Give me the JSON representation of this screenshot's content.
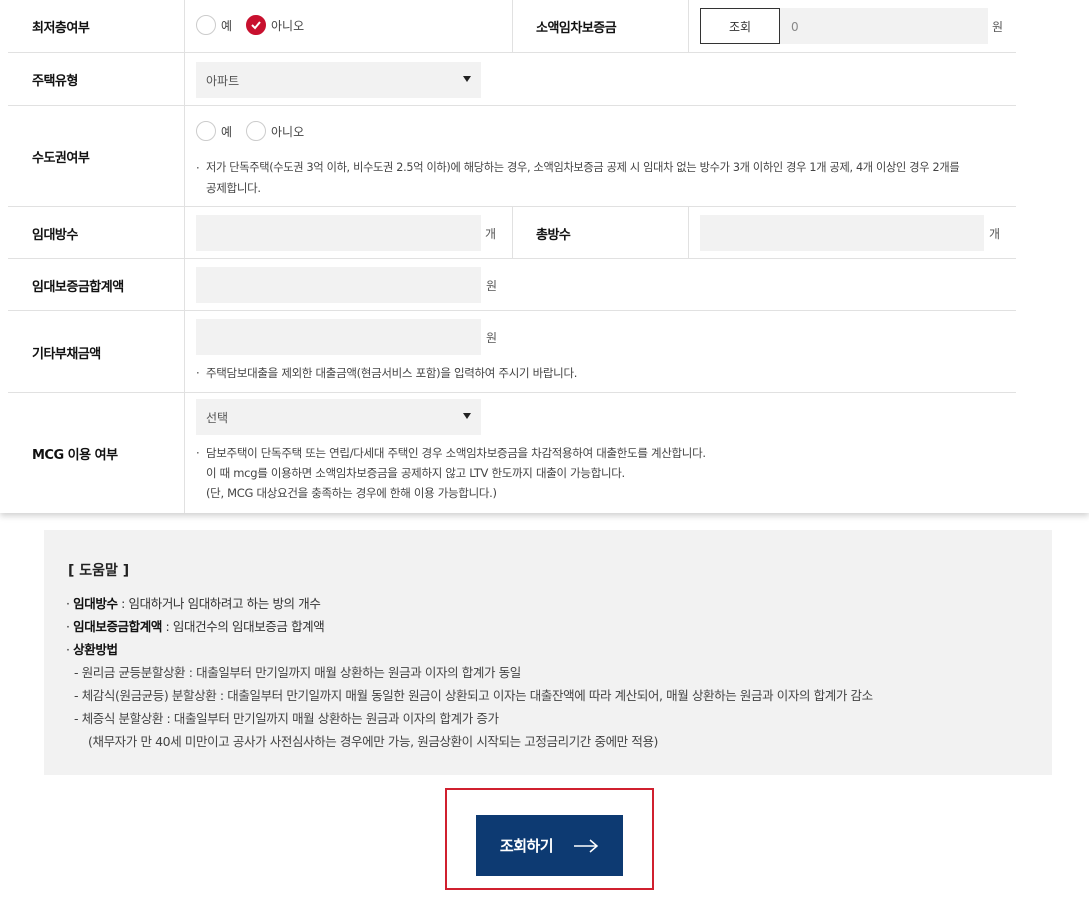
{
  "form": {
    "rows": {
      "lowest_floor": {
        "label": "최저층여부",
        "options": [
          "예",
          "아니오"
        ],
        "selected": "아니오"
      },
      "small_deposit": {
        "label": "소액임차보증금",
        "lookup_label": "조회",
        "value": "0",
        "unit": "원"
      },
      "house_type": {
        "label": "주택유형",
        "selected": "아파트"
      },
      "capital_area": {
        "label": "수도권여부",
        "options": [
          "예",
          "아니오"
        ],
        "note_line1": "저가 단독주택(수도권 3억 이하, 비수도권 2.5억 이하)에 해당하는 경우, 소액임차보증금 공제 시 임대차 없는 방수가 3개 이하인 경우 1개 공제, 4개 이상인 경우 2개를",
        "note_line2": "공제합니다."
      },
      "rented_rooms": {
        "label": "임대방수",
        "unit": "개"
      },
      "total_rooms": {
        "label": "총방수",
        "unit": "개"
      },
      "deposit_total": {
        "label": "임대보증금합계액",
        "unit": "원"
      },
      "other_debt": {
        "label": "기타부채금액",
        "unit": "원",
        "note": "주택담보대출을 제외한 대출금액(현금서비스 포함)을 입력하여 주시기 바랍니다."
      },
      "mcg": {
        "label": "MCG 이용 여부",
        "selected": "선택",
        "note_line1": "담보주택이 단독주택 또는 연립/다세대 주택인 경우 소액임차보증금을 차감적용하여 대출한도를 계산합니다.",
        "note_line2": "이 때 mcg를 이용하면 소액임차보증금을 공제하지 않고 LTV 한도까지 대출이 가능합니다.",
        "note_line3": "(단, MCG 대상요건을 충족하는 경우에 한해 이용 가능합니다.)"
      }
    }
  },
  "help": {
    "title": "[ 도움말 ]",
    "items": [
      {
        "term": "임대방수",
        "desc": " : 임대하거나 임대하려고 하는 방의 개수"
      },
      {
        "term": "임대보증금합계액",
        "desc": " : 임대건수의 임대보증금 합계액"
      },
      {
        "term": "상환방법",
        "desc": ""
      }
    ],
    "sub_items": [
      "원리금 균등분할상환 : 대출일부터 만기일까지 매월 상환하는 원금과 이자의 합계가 동일",
      "체감식(원금균등) 분할상환 : 대출일부터 만기일까지 매월 동일한 원금이 상환되고 이자는 대출잔액에 따라 계산되어, 매월 상환하는 원금과 이자의 합계가 감소",
      "체증식 분할상환 : 대출일부터 만기일까지 매월 상환하는 원금과 이자의 합계가 증가",
      "(채무자가 만 40세 미만이고 공사가 사전심사하는 경우에만 가능, 원금상환이 시작되는 고정금리기간 중에만 적용)"
    ]
  },
  "submit": {
    "label": "조회하기"
  },
  "colors": {
    "accent": "#c8102e",
    "button": "#0d3a72",
    "highlight": "#d0202f"
  }
}
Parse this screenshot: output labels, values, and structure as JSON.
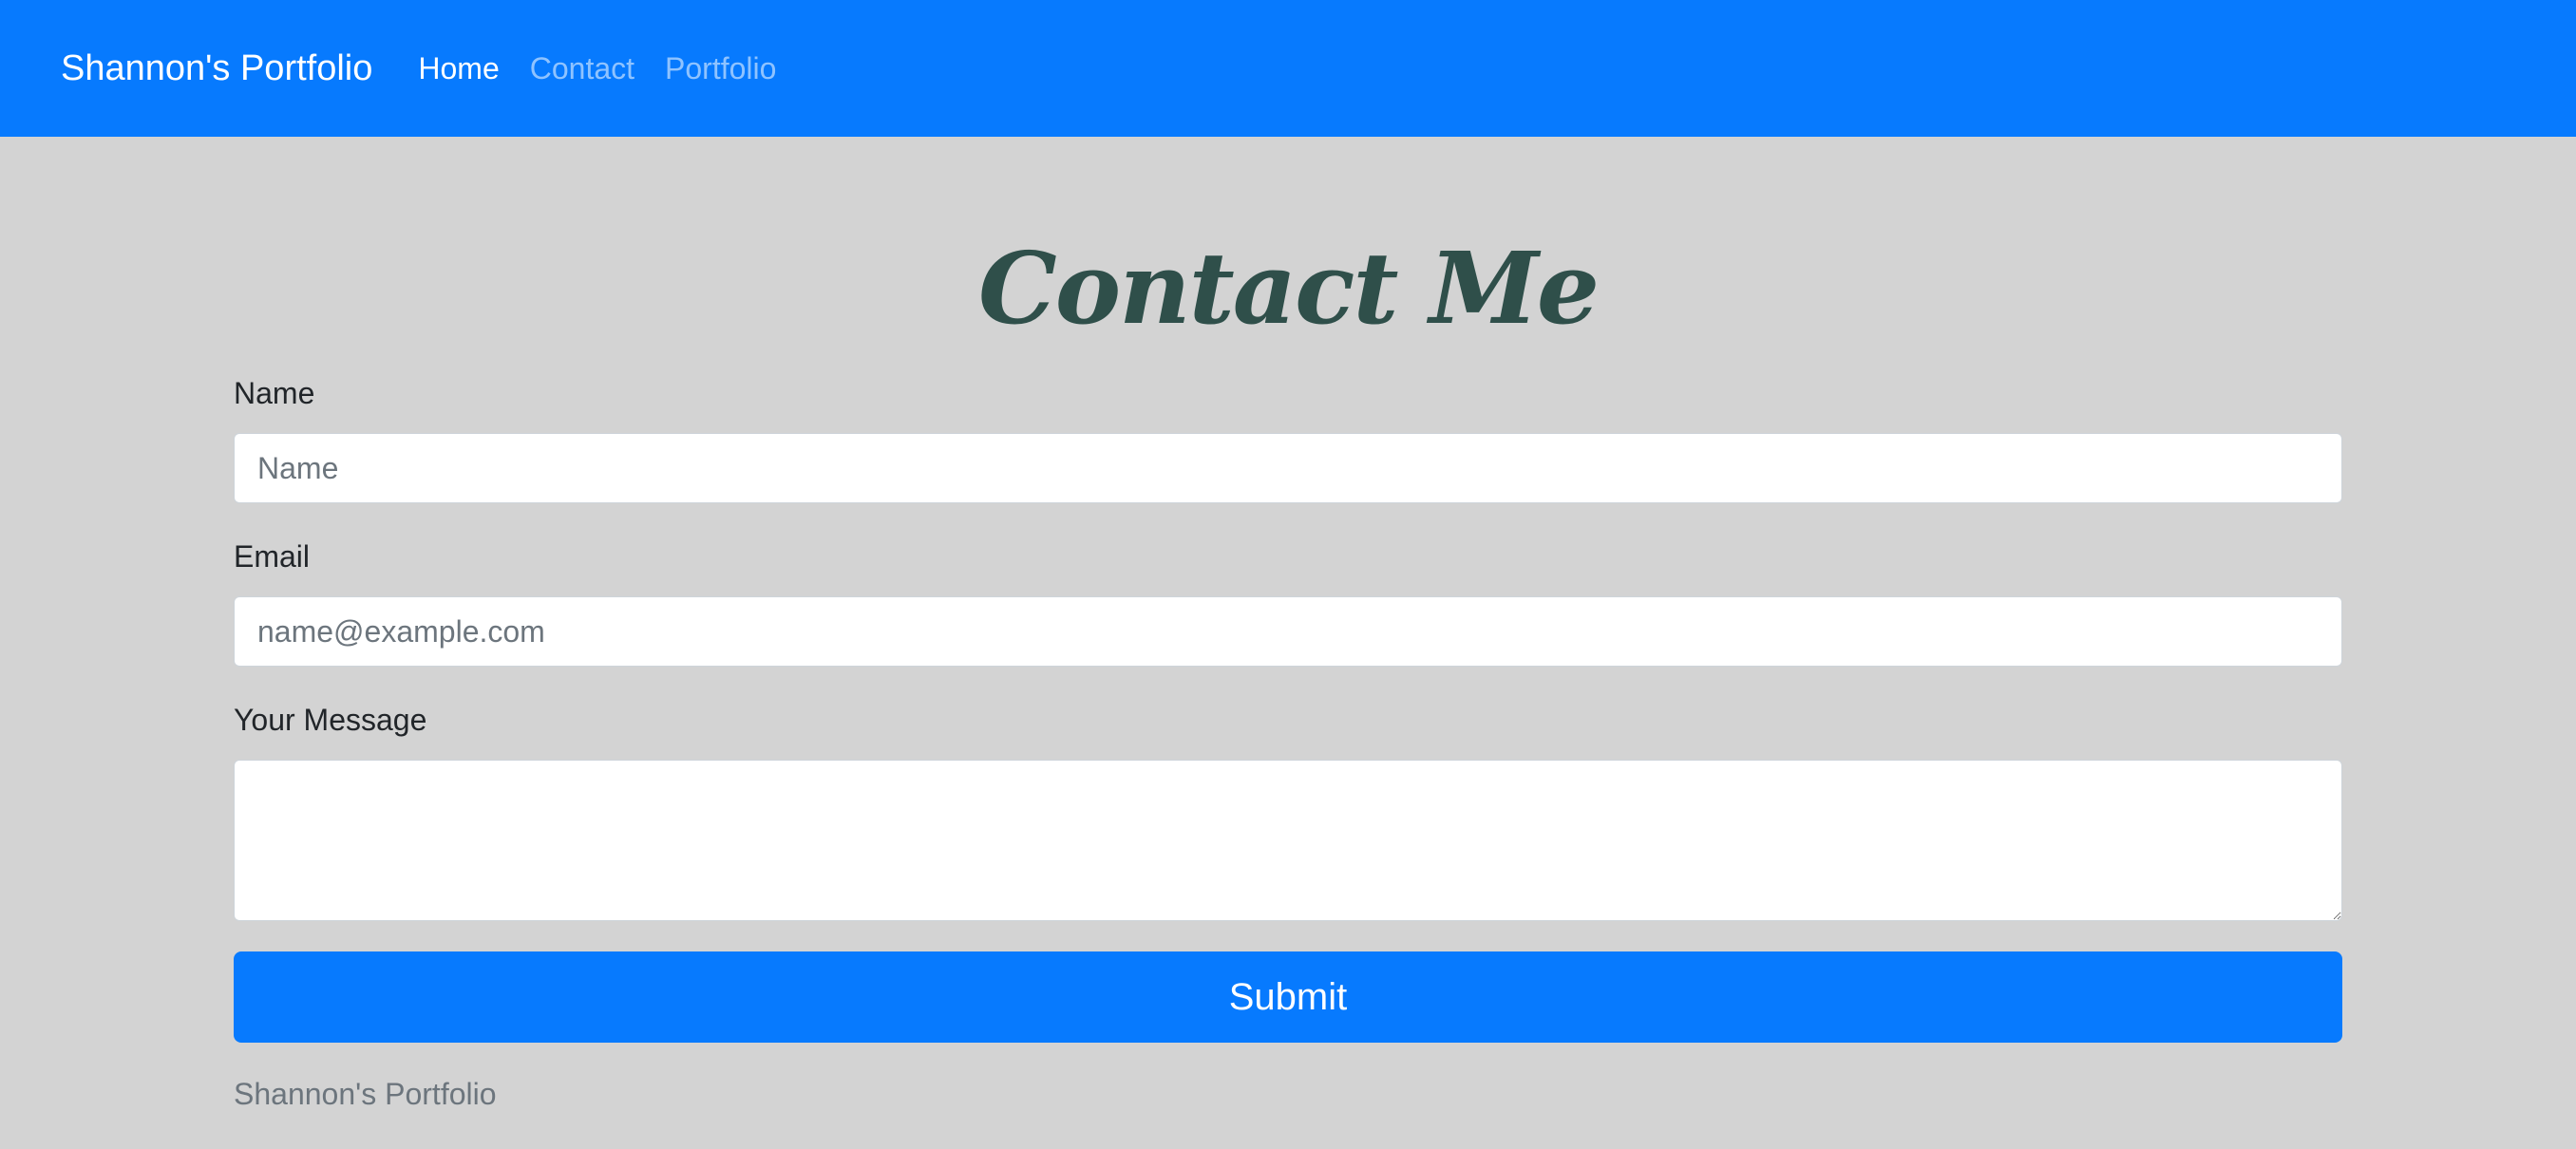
{
  "navbar": {
    "brand": "Shannon's Portfolio",
    "links": [
      {
        "label": "Home"
      },
      {
        "label": "Contact"
      },
      {
        "label": "Portfolio"
      }
    ]
  },
  "form": {
    "title": "Contact Me",
    "name_label": "Name",
    "name_placeholder": "Name",
    "name_value": "",
    "email_label": "Email",
    "email_placeholder": "name@example.com",
    "email_value": "",
    "message_label": "Your Message",
    "message_value": "",
    "submit_label": "Submit"
  },
  "footer": {
    "text": "Shannon's Portfolio"
  },
  "colors": {
    "primary": "#077afe",
    "background": "#d3d3d3",
    "heading": "#2f4f4a"
  }
}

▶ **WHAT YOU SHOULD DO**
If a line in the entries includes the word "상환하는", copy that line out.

▶ **ANSWER SECTION**
      "원리금 균등분할상환 : 대출일부터 만기일까지 매월 상환하는 원금과 이자의 합계가 동일",
      "체감식(원금균등) 분할상환 : 대출일부터 만기일까지 매월 동일한 원금이 상환되고 이자는 대출잔액에 따라 계산되어, 매월 상환하는 원금과 이자의 합계가 감소",
      "체증식 분할상환 : 대출일부터 만기일까지 매월 상환하는 원금과 이자의 합계가 증가",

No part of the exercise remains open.